Phillip: I want my audiences to feel that the entertainment they just participated in was worth the price of admission. If it happens with me along with the other shows, booths, food, and atmosphere, then the faire will feel like such a deal they will want to come back multiple times a year. That’s how you build an audience. Since I am a clown, laughter is a desired response. But mostly I want them to be connected to me. If the audience and I are connected in the “story” of what I am doing and they are following, then they will be willing to follow me wherever we find ourselves. I call that being inside the performance. I want everyone inside. Hopefully, no one is outside with separate judgment and commentary inside their heads. That connection inside the performance brings laughter, a deep sense of belonging, happiness, and gratitude. I want them to leave the show with all of those things living in them as a physical sensation. Therefore I feel desire when I see row after row of people laughing, an active desire to go even deeper, as deep and as far as we can go in the short time we have. When people come up and tell me how much they laughed, that they were in pain from laughing so hard, that is what it’s all about. As for what I wish people would understand about what I do is that we are doing it together. If it’s just me, we didn’t get it done. And that’s when I fight harder for it. 

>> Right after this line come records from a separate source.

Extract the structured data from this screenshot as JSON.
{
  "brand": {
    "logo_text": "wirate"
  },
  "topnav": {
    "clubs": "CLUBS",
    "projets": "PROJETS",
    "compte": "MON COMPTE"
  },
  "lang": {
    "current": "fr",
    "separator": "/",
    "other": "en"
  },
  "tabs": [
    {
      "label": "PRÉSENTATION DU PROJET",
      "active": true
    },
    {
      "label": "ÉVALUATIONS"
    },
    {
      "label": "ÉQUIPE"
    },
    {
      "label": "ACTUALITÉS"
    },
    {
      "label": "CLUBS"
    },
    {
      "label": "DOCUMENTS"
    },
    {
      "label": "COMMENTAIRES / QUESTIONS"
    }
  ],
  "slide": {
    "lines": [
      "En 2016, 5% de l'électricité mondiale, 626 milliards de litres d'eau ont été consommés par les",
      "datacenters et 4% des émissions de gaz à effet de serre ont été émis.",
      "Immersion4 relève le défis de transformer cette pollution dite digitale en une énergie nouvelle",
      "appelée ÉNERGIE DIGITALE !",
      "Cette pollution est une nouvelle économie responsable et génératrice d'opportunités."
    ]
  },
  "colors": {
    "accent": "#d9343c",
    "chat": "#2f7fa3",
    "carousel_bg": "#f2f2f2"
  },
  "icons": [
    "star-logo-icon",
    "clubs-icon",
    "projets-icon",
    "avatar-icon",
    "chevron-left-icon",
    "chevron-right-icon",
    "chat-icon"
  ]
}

Phillip: The most rewarding aspect of this life is developing relationships with my audience. I want them to know I care about them. I believe they feel and experience that even if it is only a feeling they have. My extreme level of commitment to each moment in every show is my effort to make every moment count as much as possible. One of the things that I love about this job is I get to interact with the audience directly during and after the show. It happens after every show. In the professional “legit” theatre that rarely happens. You take off your costume, makeup, get dressed, and come out to an empty lobby. Maybe you have a friend at the show. During the performance of a play, and certainly during a shoot for an episodic TV drama or sitcom, it’s between the actors and the crew. In a play, the audience is like a separate entity that you interact with indirectly. In my show it’s direct interaction. Most theatre actors have little experience with it and are often frightened by it but I love it. As for the last question, the advice I would give to someone who wants to live this life is don’t choose to do something, singing, juggling, sword fighting, acrobatics, because you think the audience will like it, choose something that you inherently love to do because you will be doing it a whole lot if you are successful in this profession. 

How It’s Going…

Phillip: I have been doing this for a very long time. I started at age 26. I’m 59. I don’t see adding too many things but my body is aging. So we will see. I started doing a verbal show called MooNiE Tales. It is my favorite show now. When that one is really on, it is exhilarating and the audience eats it up. That will likely be the future. 

The most difficult part of the job is the travel and being away from my family. My family doesn’t go on the road with me. They lead a very normal life. I fly or drive back and forth to be home each week and have been doing that for almost 3 decades. During the pandemic, I was home with my wife and my three kids for 11 months straight. That was by far the record amount of time we were together. It was wonderful.

I keep coming back to Ohio because the audiences are finally beginning to find me. It takes time, five years at least, and I’m very grateful that it seems to be happening. I also have great respect for the way I have been welcomed and how this show is managed and owned. They want it to thrive and grow, and from what I’ve seen they have a great bead on how to do it. I want to be a part of that.